Monday, April 30, 2007

When I Grow Up

My timing is impeccable--starting a blog when the word on the street is that blogging has peaked and is now on its inevitable downslide. Oh well...

I'm starting this blog because the idea came to me while I was sitting in my back yard, at night, last Saturday, drinking a Summit Pale Ale and smoking an old, somewhat dry cigar. It was a pity party. Earlier in the day, I had received a letter informing me that I was not selected as a finalist in this year's McKnight Fellowship for Screenwriters program. This is not bad news. Bad news is finding out that your four-year-old has died suddenly for no apparent reason, which is what happened to our neighbors a month ago.
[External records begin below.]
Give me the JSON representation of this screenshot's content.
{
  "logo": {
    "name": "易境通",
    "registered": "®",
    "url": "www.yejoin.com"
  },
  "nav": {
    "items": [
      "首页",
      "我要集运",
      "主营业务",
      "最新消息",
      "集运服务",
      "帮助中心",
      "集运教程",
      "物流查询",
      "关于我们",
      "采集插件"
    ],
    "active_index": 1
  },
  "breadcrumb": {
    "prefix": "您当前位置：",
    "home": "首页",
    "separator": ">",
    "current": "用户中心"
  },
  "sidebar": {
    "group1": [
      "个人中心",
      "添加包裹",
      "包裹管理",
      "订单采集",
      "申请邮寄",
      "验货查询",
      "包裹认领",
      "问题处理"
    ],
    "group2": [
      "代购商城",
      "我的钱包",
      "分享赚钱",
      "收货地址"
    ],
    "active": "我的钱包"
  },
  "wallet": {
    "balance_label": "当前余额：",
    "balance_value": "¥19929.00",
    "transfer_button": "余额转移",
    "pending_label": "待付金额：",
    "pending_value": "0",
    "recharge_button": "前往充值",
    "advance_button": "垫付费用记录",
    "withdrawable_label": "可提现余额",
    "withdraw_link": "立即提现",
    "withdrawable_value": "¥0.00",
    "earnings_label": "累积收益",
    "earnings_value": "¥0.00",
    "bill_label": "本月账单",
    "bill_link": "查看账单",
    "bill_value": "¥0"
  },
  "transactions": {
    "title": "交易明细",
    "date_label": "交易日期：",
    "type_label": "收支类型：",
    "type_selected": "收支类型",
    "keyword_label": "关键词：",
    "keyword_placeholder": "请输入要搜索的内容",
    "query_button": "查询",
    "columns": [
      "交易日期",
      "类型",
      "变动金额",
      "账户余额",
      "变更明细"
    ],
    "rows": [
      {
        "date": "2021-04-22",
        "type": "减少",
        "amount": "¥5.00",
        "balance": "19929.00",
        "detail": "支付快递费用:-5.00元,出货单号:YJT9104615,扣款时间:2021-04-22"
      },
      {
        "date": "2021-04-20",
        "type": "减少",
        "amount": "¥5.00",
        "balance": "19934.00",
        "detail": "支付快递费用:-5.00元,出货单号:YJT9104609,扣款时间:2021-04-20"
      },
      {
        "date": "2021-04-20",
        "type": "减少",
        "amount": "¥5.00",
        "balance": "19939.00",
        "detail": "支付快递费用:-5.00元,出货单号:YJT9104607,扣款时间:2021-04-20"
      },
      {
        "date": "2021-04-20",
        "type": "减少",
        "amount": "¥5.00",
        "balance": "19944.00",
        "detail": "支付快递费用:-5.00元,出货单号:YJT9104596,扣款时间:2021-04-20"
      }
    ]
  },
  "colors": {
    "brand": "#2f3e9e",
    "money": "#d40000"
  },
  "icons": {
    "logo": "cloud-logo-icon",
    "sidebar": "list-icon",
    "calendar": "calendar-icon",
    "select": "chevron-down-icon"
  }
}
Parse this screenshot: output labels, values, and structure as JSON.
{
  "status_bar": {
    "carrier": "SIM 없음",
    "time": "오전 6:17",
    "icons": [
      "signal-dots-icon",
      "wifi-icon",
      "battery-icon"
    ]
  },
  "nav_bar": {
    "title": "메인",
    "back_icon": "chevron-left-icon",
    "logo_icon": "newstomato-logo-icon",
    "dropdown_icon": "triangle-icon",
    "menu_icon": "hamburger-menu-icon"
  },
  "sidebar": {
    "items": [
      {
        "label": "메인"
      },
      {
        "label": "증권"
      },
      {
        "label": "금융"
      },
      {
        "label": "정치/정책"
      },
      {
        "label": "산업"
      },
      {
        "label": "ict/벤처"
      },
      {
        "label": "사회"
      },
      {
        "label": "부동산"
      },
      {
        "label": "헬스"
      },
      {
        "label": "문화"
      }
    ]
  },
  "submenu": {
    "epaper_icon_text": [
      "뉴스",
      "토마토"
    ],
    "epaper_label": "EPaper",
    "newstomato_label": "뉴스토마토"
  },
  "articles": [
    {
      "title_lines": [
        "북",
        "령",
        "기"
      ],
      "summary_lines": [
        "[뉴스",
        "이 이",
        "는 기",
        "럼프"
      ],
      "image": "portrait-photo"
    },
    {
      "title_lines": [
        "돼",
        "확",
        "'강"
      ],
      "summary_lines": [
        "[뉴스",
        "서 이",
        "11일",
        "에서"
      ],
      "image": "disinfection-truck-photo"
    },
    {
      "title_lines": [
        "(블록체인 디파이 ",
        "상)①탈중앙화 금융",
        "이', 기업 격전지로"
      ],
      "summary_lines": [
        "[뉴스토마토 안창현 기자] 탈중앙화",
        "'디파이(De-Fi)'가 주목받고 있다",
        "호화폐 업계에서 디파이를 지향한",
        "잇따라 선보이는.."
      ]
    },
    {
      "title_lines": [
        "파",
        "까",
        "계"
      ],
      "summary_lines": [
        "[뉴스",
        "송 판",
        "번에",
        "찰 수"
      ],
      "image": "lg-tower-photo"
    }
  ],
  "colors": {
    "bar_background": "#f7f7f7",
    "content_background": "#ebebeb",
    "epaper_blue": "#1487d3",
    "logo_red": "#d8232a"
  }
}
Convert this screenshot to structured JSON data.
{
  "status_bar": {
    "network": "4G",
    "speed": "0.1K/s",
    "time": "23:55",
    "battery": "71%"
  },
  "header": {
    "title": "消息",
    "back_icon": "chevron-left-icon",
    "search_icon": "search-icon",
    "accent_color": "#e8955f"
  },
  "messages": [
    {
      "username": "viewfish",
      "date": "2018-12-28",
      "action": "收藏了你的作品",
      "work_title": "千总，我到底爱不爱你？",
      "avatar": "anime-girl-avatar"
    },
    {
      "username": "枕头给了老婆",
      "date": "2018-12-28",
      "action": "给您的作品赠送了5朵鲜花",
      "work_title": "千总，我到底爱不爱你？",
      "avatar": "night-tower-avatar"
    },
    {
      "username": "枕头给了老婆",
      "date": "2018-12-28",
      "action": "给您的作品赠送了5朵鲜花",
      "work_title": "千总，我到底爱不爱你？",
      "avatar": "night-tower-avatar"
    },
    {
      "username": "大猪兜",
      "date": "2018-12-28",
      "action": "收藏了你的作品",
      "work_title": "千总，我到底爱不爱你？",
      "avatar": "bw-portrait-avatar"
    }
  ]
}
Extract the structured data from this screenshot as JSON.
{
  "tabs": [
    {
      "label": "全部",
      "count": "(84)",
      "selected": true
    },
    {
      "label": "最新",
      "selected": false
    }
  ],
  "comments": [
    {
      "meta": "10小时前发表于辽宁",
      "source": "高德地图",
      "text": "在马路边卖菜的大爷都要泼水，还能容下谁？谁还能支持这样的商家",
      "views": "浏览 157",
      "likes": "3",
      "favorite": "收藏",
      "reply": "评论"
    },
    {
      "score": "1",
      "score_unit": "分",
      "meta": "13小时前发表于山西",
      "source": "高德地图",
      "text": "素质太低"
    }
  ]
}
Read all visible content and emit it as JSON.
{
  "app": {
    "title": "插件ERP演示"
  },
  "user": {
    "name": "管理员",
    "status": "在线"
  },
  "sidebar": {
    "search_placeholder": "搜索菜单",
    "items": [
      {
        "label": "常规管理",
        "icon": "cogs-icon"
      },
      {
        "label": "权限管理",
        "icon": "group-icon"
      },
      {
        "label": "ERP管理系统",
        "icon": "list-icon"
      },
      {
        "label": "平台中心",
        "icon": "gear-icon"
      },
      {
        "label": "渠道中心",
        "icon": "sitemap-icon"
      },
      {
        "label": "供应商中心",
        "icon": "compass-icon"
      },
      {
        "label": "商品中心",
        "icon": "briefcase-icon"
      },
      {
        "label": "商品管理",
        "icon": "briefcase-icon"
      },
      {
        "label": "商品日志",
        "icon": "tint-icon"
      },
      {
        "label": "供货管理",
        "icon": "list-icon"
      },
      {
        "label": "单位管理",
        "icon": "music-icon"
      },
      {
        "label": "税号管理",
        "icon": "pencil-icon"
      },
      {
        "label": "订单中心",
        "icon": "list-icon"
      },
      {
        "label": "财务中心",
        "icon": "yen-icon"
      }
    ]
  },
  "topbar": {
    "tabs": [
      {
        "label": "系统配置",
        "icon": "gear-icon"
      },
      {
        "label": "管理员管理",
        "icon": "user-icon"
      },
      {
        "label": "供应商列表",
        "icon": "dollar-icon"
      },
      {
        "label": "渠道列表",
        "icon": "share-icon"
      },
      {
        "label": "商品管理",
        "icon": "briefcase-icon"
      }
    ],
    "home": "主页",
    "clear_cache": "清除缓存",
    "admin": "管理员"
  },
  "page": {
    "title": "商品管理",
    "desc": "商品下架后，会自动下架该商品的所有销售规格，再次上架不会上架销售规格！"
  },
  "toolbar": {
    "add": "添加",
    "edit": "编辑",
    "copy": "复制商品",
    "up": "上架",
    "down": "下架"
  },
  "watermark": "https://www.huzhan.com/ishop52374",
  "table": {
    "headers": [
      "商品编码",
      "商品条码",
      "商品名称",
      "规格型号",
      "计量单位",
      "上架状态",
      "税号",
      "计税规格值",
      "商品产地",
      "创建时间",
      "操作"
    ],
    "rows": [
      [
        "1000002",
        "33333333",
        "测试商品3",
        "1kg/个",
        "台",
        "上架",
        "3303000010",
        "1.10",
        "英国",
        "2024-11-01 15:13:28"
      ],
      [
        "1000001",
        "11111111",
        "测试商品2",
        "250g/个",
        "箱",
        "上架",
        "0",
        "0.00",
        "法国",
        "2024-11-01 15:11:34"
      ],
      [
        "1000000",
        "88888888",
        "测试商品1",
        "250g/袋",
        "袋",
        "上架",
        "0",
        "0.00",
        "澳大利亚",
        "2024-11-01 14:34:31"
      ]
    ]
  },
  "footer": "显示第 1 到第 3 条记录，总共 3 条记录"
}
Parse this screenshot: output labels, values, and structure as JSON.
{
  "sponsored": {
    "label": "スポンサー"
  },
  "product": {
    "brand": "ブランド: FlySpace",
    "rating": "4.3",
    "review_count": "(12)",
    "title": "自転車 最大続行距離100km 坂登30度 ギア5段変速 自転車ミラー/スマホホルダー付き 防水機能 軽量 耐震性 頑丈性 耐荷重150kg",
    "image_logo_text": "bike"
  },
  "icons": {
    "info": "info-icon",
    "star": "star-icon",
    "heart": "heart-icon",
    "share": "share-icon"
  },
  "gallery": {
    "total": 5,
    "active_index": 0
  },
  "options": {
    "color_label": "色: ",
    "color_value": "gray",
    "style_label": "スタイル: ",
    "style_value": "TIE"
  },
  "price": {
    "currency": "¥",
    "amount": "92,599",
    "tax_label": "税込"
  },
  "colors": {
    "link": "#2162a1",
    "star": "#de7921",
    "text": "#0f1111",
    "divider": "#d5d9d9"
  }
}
Not being a McKnight finalist after spending two years writing the best screenplay you could possibly write... this is a mild, personal disappointment for one guy who has an otherwise great life in St. Paul, Minnesota. Hardly anything to shake the cosmos.

But you know how these things go. I'm prone to self-absorption. It threw me back into that realm of wondering if I was simply on the wrong track in some way. I have a great job as a creative director at a mid-sized marketing agency. But was I put on the earth only to help people sell their supply chain services to medical device manufacturers? I've had this feeling for years. Screenwriting was supposed to open new doors. I've written five scripts. Each one has gotten a little farther than the last. I've received great encouragement, done well in contests, heard that I write better than most people actually making a living doing it. But the magic phone call: "Hey, are you sitting down? Your screenplay just sold for $2 million! Now you can do what you really want to do." Not going to happen.

But why focus so much on the means to the end, instead of on the end itself? What do I really want to do? Well, the truth is almost too embarrassing to admit. What I really want to do is simply live life, explore as much of the world as I can, raise my small family, travel, and express those experiences--through writing, music, photography, anything that inspires me.

I've spent 10 years trying to write a screenplay that will come and rescue me and enable all of this other stuff. What if I don't need the middle step? I basically want to spend my time experiencing, thinking and expressing. What's stopping me?

It got me thinking. The thing that I would grab in a fire (after my wife and son) is an old three-ring binder of travel journals. Starting with a return to trip to Ireland after studying there for my sophomore year of college, I started writing about my travel experiences. I call it the "remember journal." There's Remember Ireland, Remember Alaska, Remember New Mexico, Remember Spain, Remember Oaxaca, and soon Remember San Miguel de Allende. After marrying, when travel became more sparse, these journals became about any experience that warranted writing. So I also have Remember Nimbo (the death of a cat), Remember James (about the birth of our son), and Remember Margaret (about the mid-term miscarriage of a daughter).

For friends who have read all of my writing, heard all of my music, etc., this is what they like best. This and my Christmas letters.

Actually, I've found that even writing regular letters has had an impact on people. In college, I wrote four letters for four friends. Each one told her how I saw her and what my wish was for her future. I once heard that one of them kept it for years under her bed.

I recently went to the funeral of a very close friend's father, whom I knew growing up. I wrote an item for the blog that was set up to remember him, and the euologist at the funeral read from it. I wrote a letter to the neighbors (whom I met once, two years ago) who just lost their four-year-old, and I heard that the mother shared it with another neighbor and said how much it meant to her.

The writing that means most is the writing that can't be sold.

So Saturday night in the back yard, I made a decision. Maybe doing what I really want to do will help me figure out what I really want to do. Lord knows I can't make a living at it. So what. I'm doing it anyway.

My subject matter? Anything I find worth talking about. I imagine this will be people, movies, music, politics and culture. Too broad? Exactly. Forty hours a week, I start with the question, "Who's the audience?" This blog is really for myself. I'd like an audience, but I'm not going to tell anyone about it.

I chose the title after a song that, despite my usual cynicism, always manages to make me feel good: "Church Not Made with Hands," by the Waterboys. The opening salvo is this:

Bye bye shadowlands
The term is over
And all the holidays have begun

I have no idea what that really means, but nothing makes me feel more liberated and alive than hearing Mike Scott sing those words.

2 comments:

Michael said...

Good choice. I'm finding that I seem to be "waiting" too -- until this is done, until that is over, until....blah, blah, blah.

Over the weekend I volunteered at a screening/benefit for one of my former students who was diagnosed with ALS. He's in a wheelchair now. He has between 3-5 years to live. There is no cure.

There's no cure for life, but we all go on as if we have a million years. Bye-bye shadowlands indeed.

Carry on!

Bellamy Grant said...

Addendum to this post: I soon realized that starting a blog is intrinsically about wanting an audience. Within a week, I was telling people about it. I don't know if this is a step forward, or another twirl in the viscious circle...